A Lesson in the Virginia Way

Winning Campaigner Who Honored His Word

By Harry M. Covert

I have suggested on several occasions that candidates and their professional minions take oaths ”to tell the truth, the whole truth and nothing but the truth.” And do so in public. This would certainly test the “honesty and veracity” of them all.

Naturally, I don’t include the political campaigners and current office holders of Alexandria, the city on the “Patowmack” River, a few miles from Mount Vernon where the boy George Washington said he could not tell a lie after chopping down a cherry tree. He didn’t get into the whiskey business until later in life and it’s a popular adjunct today to keeping the landmark financially stable.

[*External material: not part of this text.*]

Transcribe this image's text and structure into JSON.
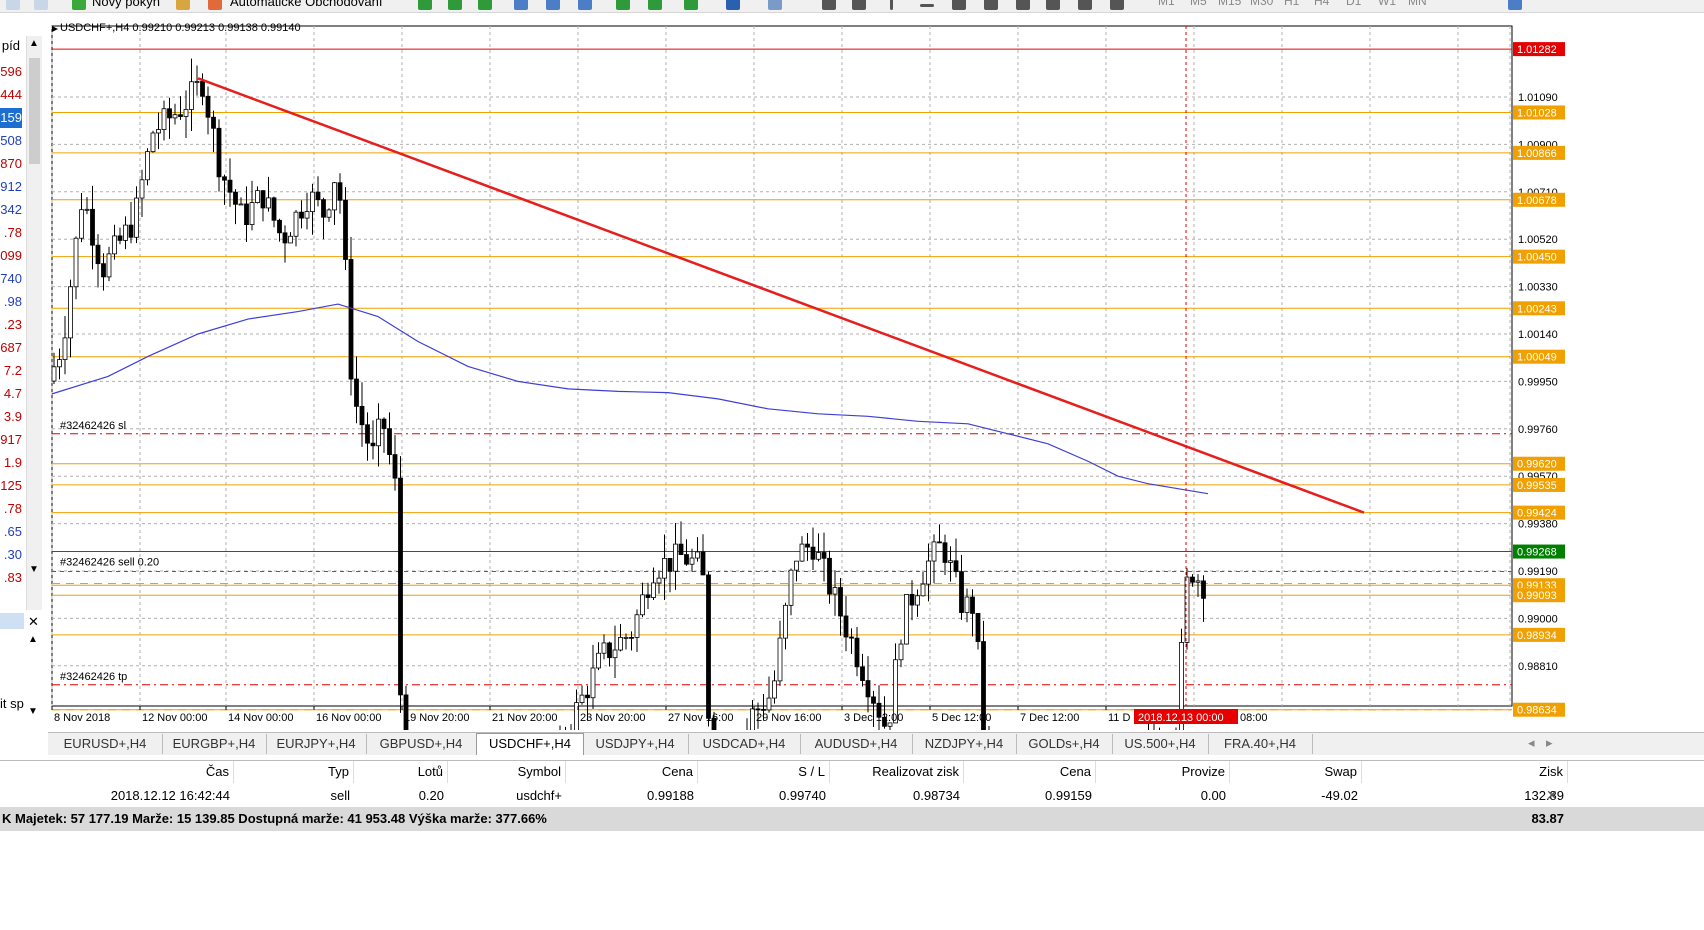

Spelling changed in 1931 from the 18th century Patowmack to Potomac. The original name of the 405-mile waterway comes from the Algongian Indian tribe that lived in the vicinity of Fredericksburg.

I know it’s difficult for the elected to keep any and all of their promises, pledges and the winks and/or nods up-and-down streets and venues throughout the city limits. But, I do know of a Virginia governor who kept his promise and the impression has remained for over 40 years.

Virginia voters began to wean themselves from a Democratic dominance in the late 1960s. Those who had been conservative Democrats merely moved into the Republican category and Mills E. Godwin Jr., the man from Chuckatuck, was the Commonwealth’s 60th governor and a lifelong conservative Democrat, served with distinction from Jan. 15, 1966 to Jan. 17, 1970.

Republicans saw the opportunity and nominated a Roanoker, A. Linwood Holton Jr., and he worked the state tirelessly. In those days local GOP parties usually met in a telephone booth. Holton led the statewide charge and found many citizens who dared to flee from their former political persuasions.

The day came when Mr. Holton, in tow of several rookie political workers, barged into the newspaper office where few if any Republicans ever appeared. He stopped at each desk where dutiful scribes clicked away on their Royal manual typewriters writing copy for the next day’s paper.

Governor Holton's exclusive interview in 1970.

I was on the phone with some politicos when the candidate stopped by my station. I hung-up the device and stood up to meet the man. He was polite, all smiles and said he enjoyed coming to the newspaper office. While shaking hands out of the blue, I asked for an exclusive interview if and when he was elected.

He agreed instantly. His handlers, gulped and smiled. My colleagues all laughed and suggested it would never happen. The campaigners left the office on to another session somewhere.

Mr. Holton became Virginia’s 61st chief executive on Jan. 17, 1970 and distinguished himself during his four-year term. Unfortunately he couldn’t succeed him and his predecessor became his successor as a Republican in January 1978.

The day came and this young reporter called Governor Holton’s office asking for the exclusive. His secretary immediately passed me off to the press secretary who politely said the exclusive one-on-one chat was not possible. Reason being the state’s political press corps would not like it.

I explaimed that His Excellency had promised when he was campaigning. The press secretary put the phone down and was gone for about 10 minutes. The governor had not forgotten his promise and honored it. Within a few weeks, I was in his office, my old-fashioned tape recorder purring and me taking notes rapidly.

Governor Holton celebrated his 89th birthday on Sept. 21. His son-in-law Tim Kaine served as Virginia’s 70th governor from 2006 to 2010.

Former Governor Kaine, a Democrat, and former Governor George Allen, the 67th, a Republican, are currently embroiled in a U. S. Senate campaign.

Holton, loyal in his word to journalists, is also devoted to his family.

This has appeared in the Alexandria (Va.) Gazette Packet.